An exact copy of all the data is needed, with every picture left out.

+++

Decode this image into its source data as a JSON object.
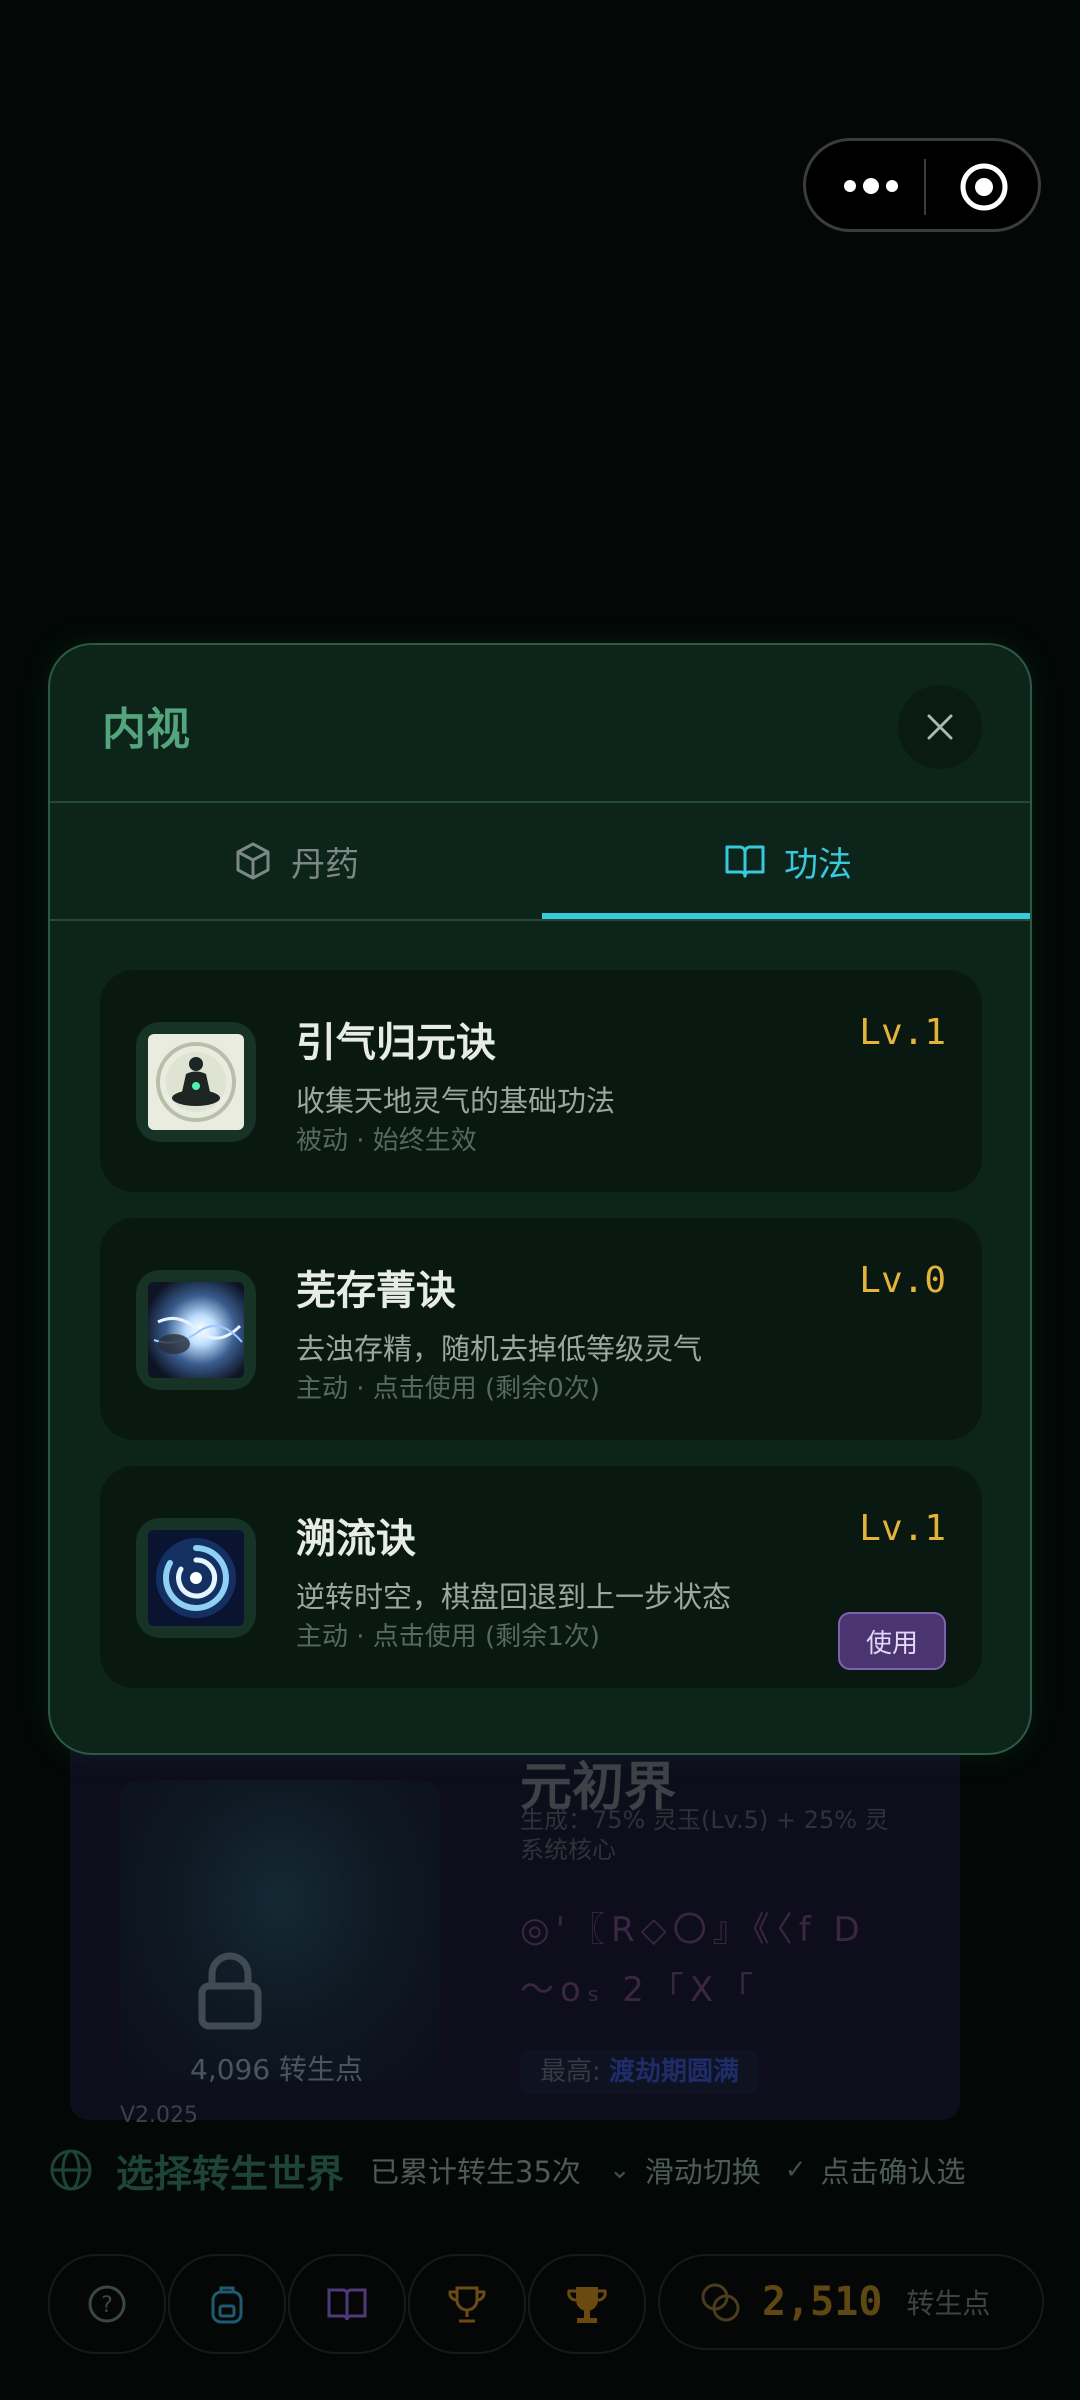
{
  "capsule": {
    "more_icon": "more-dots-icon",
    "target_icon": "target-icon"
  },
  "modal": {
    "title": "内视",
    "close_icon": "close-icon",
    "tabs": [
      {
        "label": "丹药",
        "icon": "cube-icon",
        "active": false
      },
      {
        "label": "功法",
        "icon": "book-icon",
        "active": true
      }
    ],
    "skills": [
      {
        "name": "引气归元诀",
        "level": "Lv.1",
        "desc": "收集天地灵气的基础功法",
        "meta": "被动 · 始终生效",
        "icon": "meditation-icon"
      },
      {
        "name": "芜存菁诀",
        "level": "Lv.0",
        "desc": "去浊存精，随机去掉低等级灵气",
        "meta": "主动 · 点击使用 (剩余0次)",
        "icon": "energy-burst-icon"
      },
      {
        "name": "溯流诀",
        "level": "Lv.1",
        "desc": "逆转时空，棋盘回退到上一步状态",
        "meta": "主动 · 点击使用 (剩余1次)",
        "icon": "vortex-icon",
        "action": "使用"
      }
    ]
  },
  "background": {
    "world_name": "元初界",
    "world_sub": "生成：75% 灵玉(Lv.5) + 25% 灵 系统核心",
    "rune_text": "◎'〖R◇〇』《〈f D～oₛ 2「X「",
    "lock_cost": "4,096 转生点",
    "best_label": "最高:",
    "best_value": "渡劫期圆满",
    "version": "V2.025",
    "selector_title": "选择转生世界",
    "rebirth_count": "已累计转生35次",
    "hint_swipe": "滑动切换",
    "hint_confirm": "点击确认选",
    "points_value": "2,510",
    "points_unit": "转生点",
    "bottom_icons": [
      "help-icon",
      "backpack-icon",
      "book-icon",
      "trophy-icon",
      "trophy-icon"
    ],
    "colors": {
      "accent_cyan": "#38c9dc",
      "level_gold": "#e4b43a",
      "use_purple": "#4a3570"
    }
  }
}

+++

▶ **Reply**
Decode this image into its source data as a JSON object.
{
  "capsule": {
    "more_icon": "more-dots-icon",
    "target_icon": "target-icon"
  },
  "modal": {
    "title": "内视",
    "close_icon": "close-icon",
    "tabs": [
      {
        "label": "丹药",
        "icon": "cube-icon",
        "active": false
      },
      {
        "label": "功法",
        "icon": "book-icon",
        "active": true
      }
    ],
    "skills": [
      {
        "name": "引气归元诀",
        "level": "Lv.1",
        "desc": "收集天地灵气的基础功法",
        "meta": "被动 · 始终生效",
        "icon": "meditation-icon"
      },
      {
        "name": "芜存菁诀",
        "level": "Lv.0",
        "desc": "去浊存精，随机去掉低等级灵气",
        "meta": "主动 · 点击使用 (剩余0次)",
        "icon": "energy-burst-icon"
      },
      {
        "name": "溯流诀",
        "level": "Lv.1",
        "desc": "逆转时空，棋盘回退到上一步状态",
        "meta": "主动 · 点击使用 (剩余1次)",
        "icon": "vortex-icon",
        "action": "使用"
      }
    ]
  },
  "background": {
    "world_name": "元初界",
    "world_sub": "生成：75% 灵玉(Lv.5) + 25% 灵 系统核心",
    "rune_text": "◎'〖R◇〇』《〈f D～oₛ 2「X「",
    "lock_cost": "4,096 转生点",
    "best_label": "最高:",
    "best_value": "渡劫期圆满",
    "version": "V2.025",
    "selector_title": "选择转生世界",
    "rebirth_count": "已累计转生35次",
    "hint_swipe": "滑动切换",
    "hint_confirm": "点击确认选",
    "points_value": "2,510",
    "points_unit": "转生点",
    "bottom_icons": [
      "help-icon",
      "backpack-icon",
      "book-icon",
      "trophy-icon",
      "trophy-icon"
    ],
    "colors": {
      "accent_cyan": "#38c9dc",
      "level_gold": "#e4b43a",
      "use_purple": "#4a3570"
    }
  }
}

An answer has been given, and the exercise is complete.